RF power terms

Fig1: An AM wave displayed on a CRO

The quick quiz

Try this quick quiz:

Q1. What is the PEP (ITU pX)?

Q2. What is the carrier power (ITU pZ)?

Q3. What is the modulation index?

Q4. What is the average power ("RMS power" as it is often termed) (you are free to make additional assumptions if necessary, but you must state them as part of your answer);

Q5. When power is calculated as you have done for Q4, is it meaningful for a single channel SSBSC transmitter under voice modulation?

Note that for the the purposes of the exercise, you should assume that all components etc are perfect unless stated otherwise. This means that for instance the oscilloscope is calibrated accurately, sampling port properly terminated, the modulation process is distortion free etc.



\(pX=\frac{V_{c_{pp}}^2}{8R} \text{ W}\) where Vcpp is the peak to peak voltage at the crest of the modulation.




\(pZ=\frac{\left [\frac{V_{c_{pp}}+V_{v_{pp}}}{2} \right ]^2}{8R} \text{ W}\) where Vcpp is the peak to peak voltage at the crest of the modulation and Vvpp is the peak to peak voltage at the valley of the modulation.




For an AM wave

\(m=\sqrt {\frac{pX}{pZ}}-1\).



An alternative calculation that may be applied where pZ may vary with modulation (eg controlled carrier modulation, or SSB transmitters with ALC active in AM mode) is




Average power is a means of expressing the (DC) equivalent heating effect of an alternating voltage and current. It requires the averaging of the instantaneous power over a period of time. For a periodic waveform, a period of one complete cycle of the periodic waveform will yield the correct result.

For an AM wave \(pY=(1+0.5m^2)P_c \text{ W}\) where m is the modulation index and Pc is the carrier power.

Since this sine wave modulated wave repeats with period of the inverse of the modulation frequency, it is necessary to calculate the average power over that period, and the answer is 29.5W. This also complies with ITU pY in this case, but that equivalence is not general.


This metric is almost meaningless for an aperiodic waveform such as voice modulation of an SSBSC transmitter, unless you were specifically interested in the heating effect (eg in EMR context). It is a challenge to measure because it requires an instrument that integrates and averages instantaneous power values over a long (perhaps unspecified) period of time.

My previous measurements of the peak to average ratio of an SSB transmitter under normal voice modulation with normal ALC indicate a value of 11dB to 15dB depending on the individual speaker and compression options. So for example, a transmitter with an RMS power (measured over a transmitter on interval or "over") of 10W may be 125W PEP to 316W PEP


The ITU Radio Regulations define the terms Peak Envelope Power, Mean Power and Carrier Power with regard to a radio transmitter. The terms are defined as:

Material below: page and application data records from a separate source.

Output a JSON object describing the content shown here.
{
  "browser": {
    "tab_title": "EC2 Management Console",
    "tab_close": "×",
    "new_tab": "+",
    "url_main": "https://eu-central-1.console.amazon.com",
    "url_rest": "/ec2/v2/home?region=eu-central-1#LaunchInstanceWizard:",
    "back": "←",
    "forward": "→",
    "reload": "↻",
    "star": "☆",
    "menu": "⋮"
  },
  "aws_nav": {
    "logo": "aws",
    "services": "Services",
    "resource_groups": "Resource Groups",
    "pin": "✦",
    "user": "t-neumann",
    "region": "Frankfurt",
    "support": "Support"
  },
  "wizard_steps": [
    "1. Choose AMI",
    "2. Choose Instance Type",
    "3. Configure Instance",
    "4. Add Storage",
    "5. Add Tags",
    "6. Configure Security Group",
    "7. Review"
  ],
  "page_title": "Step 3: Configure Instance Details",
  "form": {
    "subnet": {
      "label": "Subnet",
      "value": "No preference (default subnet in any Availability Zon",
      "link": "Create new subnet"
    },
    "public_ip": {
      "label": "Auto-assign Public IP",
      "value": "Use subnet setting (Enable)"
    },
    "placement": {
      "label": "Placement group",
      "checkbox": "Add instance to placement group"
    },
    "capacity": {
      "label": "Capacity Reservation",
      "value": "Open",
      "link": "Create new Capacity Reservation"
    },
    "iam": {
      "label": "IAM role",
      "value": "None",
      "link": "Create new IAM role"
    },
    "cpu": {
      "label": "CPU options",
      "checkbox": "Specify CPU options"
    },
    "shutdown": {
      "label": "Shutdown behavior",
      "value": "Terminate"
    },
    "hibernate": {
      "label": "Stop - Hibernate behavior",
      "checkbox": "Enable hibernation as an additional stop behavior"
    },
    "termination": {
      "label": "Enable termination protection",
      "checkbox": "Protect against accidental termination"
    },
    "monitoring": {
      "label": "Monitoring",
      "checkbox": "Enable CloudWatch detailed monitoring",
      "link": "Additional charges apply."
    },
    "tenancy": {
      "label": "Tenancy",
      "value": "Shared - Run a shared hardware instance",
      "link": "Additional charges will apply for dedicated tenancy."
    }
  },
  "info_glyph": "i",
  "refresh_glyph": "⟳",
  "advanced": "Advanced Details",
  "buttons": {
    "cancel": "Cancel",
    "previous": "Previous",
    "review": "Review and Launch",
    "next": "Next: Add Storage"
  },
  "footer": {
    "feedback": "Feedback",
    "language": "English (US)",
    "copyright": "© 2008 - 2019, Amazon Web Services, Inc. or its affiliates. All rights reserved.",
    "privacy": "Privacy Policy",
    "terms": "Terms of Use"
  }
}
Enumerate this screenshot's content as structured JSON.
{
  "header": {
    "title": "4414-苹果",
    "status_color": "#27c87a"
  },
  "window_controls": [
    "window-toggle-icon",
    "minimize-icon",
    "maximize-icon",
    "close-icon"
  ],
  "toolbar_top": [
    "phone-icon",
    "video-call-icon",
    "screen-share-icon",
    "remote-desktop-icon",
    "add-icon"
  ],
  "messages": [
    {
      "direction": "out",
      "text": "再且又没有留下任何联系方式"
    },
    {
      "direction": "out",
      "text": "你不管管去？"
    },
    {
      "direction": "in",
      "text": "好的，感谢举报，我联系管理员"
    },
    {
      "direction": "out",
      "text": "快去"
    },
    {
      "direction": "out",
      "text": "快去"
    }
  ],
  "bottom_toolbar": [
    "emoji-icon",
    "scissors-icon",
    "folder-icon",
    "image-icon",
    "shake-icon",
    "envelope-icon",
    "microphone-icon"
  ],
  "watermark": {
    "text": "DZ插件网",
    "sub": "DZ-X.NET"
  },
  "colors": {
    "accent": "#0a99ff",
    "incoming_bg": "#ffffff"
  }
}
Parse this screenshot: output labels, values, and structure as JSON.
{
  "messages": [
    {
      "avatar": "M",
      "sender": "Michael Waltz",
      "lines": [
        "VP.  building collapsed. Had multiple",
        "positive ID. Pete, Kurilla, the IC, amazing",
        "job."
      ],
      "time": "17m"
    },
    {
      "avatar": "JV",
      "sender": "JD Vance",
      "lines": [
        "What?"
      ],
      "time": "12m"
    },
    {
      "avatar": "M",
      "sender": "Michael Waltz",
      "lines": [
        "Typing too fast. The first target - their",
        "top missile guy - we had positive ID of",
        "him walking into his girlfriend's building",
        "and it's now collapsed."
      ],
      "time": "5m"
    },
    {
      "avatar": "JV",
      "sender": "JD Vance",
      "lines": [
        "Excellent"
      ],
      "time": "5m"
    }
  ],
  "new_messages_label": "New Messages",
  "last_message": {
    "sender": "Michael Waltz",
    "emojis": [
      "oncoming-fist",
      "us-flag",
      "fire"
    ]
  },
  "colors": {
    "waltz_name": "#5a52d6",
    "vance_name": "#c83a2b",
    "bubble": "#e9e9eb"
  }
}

Note: For use in formulae, the symbol p denotes power expressed in watts and the symbol P denotes power expressed in decibels relative to a reference level.

© Copyright: Owen Duffy 1995, 2021. All rights reserved. Disclaimer.